The Press and the Presidency
On Thursday, April 10, 2008, Wayne State University welcomed journalist and author Bob Woodward to campus for a special election-year appearance in the Forum of Contemporary Issues in Society. Woodward’s lecture, The Press and the Presidency, was in Community Arts Auditorium on campus.
Woodward, a reporter and editor at The Washington Post since 1971, has written or co-authored 10 New York Times #1 bestsellers – more than any other contemporary American writer. They include Shadow: Five Presidents and the Legacy of Watergate, The Agenda: Inside the Clinton White House, The Brethren: Inside the Supreme Court, The Final Days, All the President's Men, as well as three books on the Bush administration’s adventure in Iraq -- Plan of Attack, Bush at War, and, most recently, State of Denial: Bush at War Part III.
He also was the main reporter for The Post’s articles on the aftermath of the September 11 terrorist attacks that won a Pulitzer Prize in 2002. Woodward first gained popular attention while reporting with Post colleague Carl Bernstein on a 1972 break-in at Democratic National Committee headquarters in Washington’s Watergate Hotel; their now-famous inquiry revealed a trail of political shenanigans that eventually brought down the presidency of Richard M. Nixon.
Woodward and Bernstein’s investigation was chronicled in the best-seller All The President’s Men, which was made into a film starring Robert Redford and Dustin Hoffman.
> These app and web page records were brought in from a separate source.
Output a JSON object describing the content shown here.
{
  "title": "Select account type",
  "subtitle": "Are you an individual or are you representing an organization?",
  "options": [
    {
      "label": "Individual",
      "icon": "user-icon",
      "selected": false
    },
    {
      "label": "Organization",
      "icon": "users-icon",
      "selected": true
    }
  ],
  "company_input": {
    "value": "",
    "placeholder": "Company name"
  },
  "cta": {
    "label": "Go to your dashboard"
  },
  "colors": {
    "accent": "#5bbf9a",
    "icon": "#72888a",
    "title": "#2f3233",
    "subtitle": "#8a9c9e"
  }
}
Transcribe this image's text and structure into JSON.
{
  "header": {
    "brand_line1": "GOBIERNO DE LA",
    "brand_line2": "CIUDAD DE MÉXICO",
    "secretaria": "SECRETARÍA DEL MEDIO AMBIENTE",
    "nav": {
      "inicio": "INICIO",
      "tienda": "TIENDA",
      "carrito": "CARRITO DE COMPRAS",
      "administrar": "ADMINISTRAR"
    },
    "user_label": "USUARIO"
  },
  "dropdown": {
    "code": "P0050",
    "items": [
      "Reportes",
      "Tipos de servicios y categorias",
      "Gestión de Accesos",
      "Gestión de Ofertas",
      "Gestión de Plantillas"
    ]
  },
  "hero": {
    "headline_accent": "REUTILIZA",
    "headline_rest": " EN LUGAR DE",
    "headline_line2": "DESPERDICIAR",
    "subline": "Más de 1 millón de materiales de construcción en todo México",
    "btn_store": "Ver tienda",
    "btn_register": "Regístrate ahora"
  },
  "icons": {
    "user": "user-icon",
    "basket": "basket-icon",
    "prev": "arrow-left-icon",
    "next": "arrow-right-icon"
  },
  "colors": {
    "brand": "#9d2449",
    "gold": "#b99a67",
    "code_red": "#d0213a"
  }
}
In 2003, The Wall Street Journal called Woodward “the most celebrated journalist of our age.” Few if any Americans today are as well qualified to speak on the naturally symbiotic, often antagonistic, always mutually manipulative relationship between the press and the presidency.